Sunday, August 1, 2010

Drop Dead (from Frustration), TeeVee

What a brilliant piece of crap.

First of all, the stated premise stinks. Deb -- a sweet, pretty and vapid young model -- dies in a car crash, is accidentally reincarnated, to her horror, as Jane -- a morbidly obese but intelligent lawyer, thanks to a snafu at the gateless intake office of the pearly gates, and from that point on deals with her brainless best friend (who knows the incredible truth), her newly human guardian angel (who got fired for the snafu), her previous incarnation's fiance, who coincidentally works at her law office, and a host of unlikely and potentially embarrassing encounters with her past (her mother, a previously unknown half-sister, a surprise husband), not to mention the challenges of the job itself, which include but are not limited to a boss whose vapidity rivals her own former condition without being tempered by a sweet nature, a bitchy competitor and a cheeky (but supportive) personal assistant, not to mention the actual clients and cases.

Yes, Virginia, that was all one sentence.

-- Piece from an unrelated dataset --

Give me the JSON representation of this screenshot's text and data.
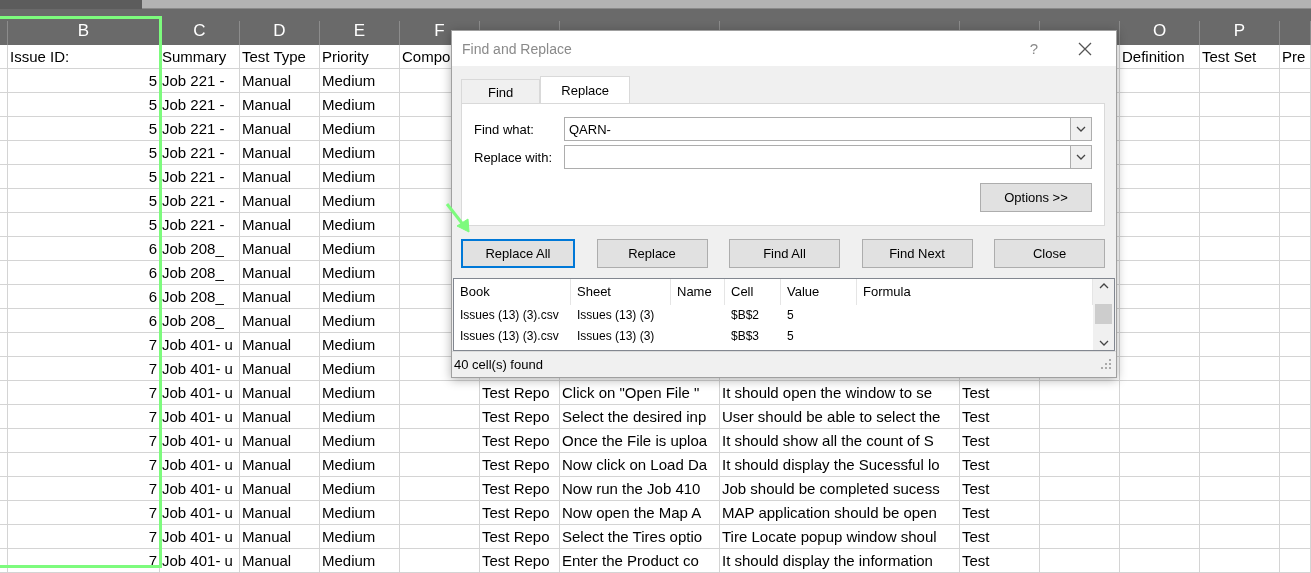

Get over it.

That was the stinky stated premise. Based on that, we have your basic "oh no, what if someone finds OUT, can she HANDLE it?" on a regular basis. Will Jane make a fool of herself and confess who she is to the plethora of folks who knew Deb and keep popping up? Which will win at any given moment in any given situation: Deb the ditz or Jane the brain? Booooooring. However, there is also the unstated premise, which is that an overweight woman can actually be a cherished human being and effective citizen of the world. To many, in real life, the unstated premise is less realistic than the stated one. It is easier to believe in reincarnation, even in the hazy context of an unspecified religion, than it is to buy that a fat chick can be cool. Sure, once in a while weight becomes a legal issue instead of just a running gag, but it generally takes a back seat to the stupid stuff.

If the creator Josh Berman and his writers had had any guts (pun intended) they'd have just written a show about Jane, and to hell (pun intended) with Deb. Jane without Deb's simper/giggle might not be as much of a challenge to Brooke Elliott, who does the best she can with what they give her, but it would actually be worth watching.